Chancellor Angela Merkel's room for maneuver on future euro zone bailouts, in doubt after a revolt by coalition lawmakers, shrank further on Tuesday when Germany's top court raised a hurdle to swift action in financial rescues.
The German constitutional court ruled that parliament may not delegate most decisions on disbursing bailout funds to a special committee meeting in secret, as Merkel had planned after a previous ruling bolstered lawmakers' oversight powers.
But financial markets, buoyed by the prospect of another bumper injection of cheap, three-year European Central Bank funds to banks on Wednesday, shrugged off the setbacks for Europe's main paymaster.
Italy's 10-year borrowing costs fell to the lowest since last August at an auction in another sign that the ECB's three-year cash bonanza, combined with Rome's fiscal and economic reforms, have steadied bond markets and eased the euro zone's debt crisis.
The court ruling came a day after Merkel won parliamentary backing for a second aid program for debt-stricken Greece without securing an absolute majority of her own centre-right deputies, in a sign of growing public hostility to bailouts.
Seventeen of her 330 lawmakers rebelled against the Greek package, up from 13 who defied her in a vote on the euro zone rescue fund last September.
That could make it harder for her to agree to an increase in the currency bloc's financial firewall as major economies are demanding as a condition for giving the IMF more money to fight the fallout from Europe's debt crisis.
Former chancellor Helmut Kohl, one of the architects of the euro, warned in the popular daily Bild that Germany was in danger of losing sight of the goal of a united Europe.
In a case brought by two opposition lawmakers, the court said a nine-member sub-committee created to approve urgent action by the bailout fund was in large part unconstitutional because it infringed on the rights of other deputies.
The judges said the panel may approve price-sensitive debt purchases on the secondary market by the EFSF bailout fund, since confidentiality was essential in such operations.
But they denied it the power to authorize loans or preventive credit lines to troubled states or for the recapitalization of banks.
While not a show-stopper, the decision means parliamentary deliberations on future rescue operations could be slower and more cumbersome, since the full 41-member budget committee or the entire 620-member lower house will have to decide.
Euro zone leaders have insisted that Greece is an exception and after bailouts for Portugal and Ireland, they do not expect other members of the 17-nation single currency area to require assistance from their rescue fund.
Portugal said on Tuesday it has passed a third compliance review by international lenders of its bailout program.
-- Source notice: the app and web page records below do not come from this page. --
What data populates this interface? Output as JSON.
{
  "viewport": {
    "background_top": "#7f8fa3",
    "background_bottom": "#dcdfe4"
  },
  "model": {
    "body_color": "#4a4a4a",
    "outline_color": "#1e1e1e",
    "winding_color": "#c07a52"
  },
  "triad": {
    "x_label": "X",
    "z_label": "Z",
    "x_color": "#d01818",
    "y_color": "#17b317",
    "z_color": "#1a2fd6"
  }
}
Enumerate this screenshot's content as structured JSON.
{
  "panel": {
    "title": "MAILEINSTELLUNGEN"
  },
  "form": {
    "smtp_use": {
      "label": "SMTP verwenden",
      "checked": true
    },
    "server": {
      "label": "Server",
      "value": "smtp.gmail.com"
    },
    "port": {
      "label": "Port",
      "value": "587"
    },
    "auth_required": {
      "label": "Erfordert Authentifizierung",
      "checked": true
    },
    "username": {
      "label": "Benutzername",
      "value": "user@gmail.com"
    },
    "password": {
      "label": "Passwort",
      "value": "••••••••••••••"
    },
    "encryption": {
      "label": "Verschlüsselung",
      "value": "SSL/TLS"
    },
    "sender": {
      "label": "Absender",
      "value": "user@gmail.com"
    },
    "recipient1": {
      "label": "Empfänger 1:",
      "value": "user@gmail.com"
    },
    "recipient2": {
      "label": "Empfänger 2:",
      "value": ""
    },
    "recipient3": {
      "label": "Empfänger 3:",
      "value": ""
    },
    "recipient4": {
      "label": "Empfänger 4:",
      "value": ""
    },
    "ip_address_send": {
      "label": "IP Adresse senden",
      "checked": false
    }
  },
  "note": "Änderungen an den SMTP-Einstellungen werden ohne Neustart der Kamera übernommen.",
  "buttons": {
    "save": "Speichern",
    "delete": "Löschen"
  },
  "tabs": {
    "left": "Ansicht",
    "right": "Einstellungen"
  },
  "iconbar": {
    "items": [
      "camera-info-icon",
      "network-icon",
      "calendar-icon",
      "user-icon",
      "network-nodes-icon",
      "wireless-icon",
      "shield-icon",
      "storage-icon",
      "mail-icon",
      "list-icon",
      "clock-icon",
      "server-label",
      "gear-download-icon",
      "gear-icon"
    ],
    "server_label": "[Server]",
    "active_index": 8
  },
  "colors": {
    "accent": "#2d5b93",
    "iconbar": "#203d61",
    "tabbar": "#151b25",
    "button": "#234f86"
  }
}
However, many economists say Lisbon is likely to need increased emergency funds, and the chairman of euro zone finance ministers, Jean-Claude Juncker, has acknowledged that Greece may also need further assistance at a later stage.
There are some concerns too about Spain, which announced on Monday that its 2011 public deficit was 8.51 percent of gross domestic product, far higher than the 6 percent target set by the European Union and above a preliminary estimate of 8.2 percent from the new centre-right government.
That made it even less likely that Madrid will be able to reduce the deficit to 4.4 percent of FDP this year, as promised to the EU, against a backdrop of recession.
None of that dented financial markets. The euro rose close to a three-month high against the dollar.
The ECB temporarily suspended the eligibility of Greek bonds for use as collateral in its funding operations and said national central banks would have to provide banks with liquidity using an emergency measure.
The move, which was expected but not so soon, was triggered by ratings agency Standard & Poor's cutting Greece's long-term ratings to 'selective default' after Athens launched a bond swap to lighten its debt burden.
The swap is intended to wipe some 100 billion euros off Greece's 350 billion euro debt pile, reducing it to 120 percent of GDP by 2020, and forcing private debt holders to take a 53.5 percent loss on the face value of their bonds.
Anticipating such temporary downgrades, the euro zone and ECB had struck a deal whereby Greece would receive 35 billion euros in support from the EFSF rescue fund to enable the central bank to continue accepting Greek bonds and other assets underwritten by Athens in its lending operations. But the ECB action came before the EFSF funds have been activated.
S&P's head of European sovereign ratings, Moritz Kraemer, said the downgrading of Greece's long-term ratings to 'selective default' could well be short-lived but there was a risk Athens could fall back into default later.
It's a distinct possibility that this will be a short default which will be cured, Kraemer told Reuters Insider television. The more interesting question is not when it will be cured but whether it will be the last one.
When assessing what rating to give Greece in the future, S&P would look at the political environment, the growth outlook and the remaining debt stock. We think that on all three fronts there are huge question marks, said Kraemer.
(Additional reporting by Stephen Brown in Berlin, Alexandra Za in Milan, Axel Threlfall in London, Paul Carrel in Frankfurt and Axel Bugge in Lisbon. Writing by Paul Taylor, editing by Mike Peacock)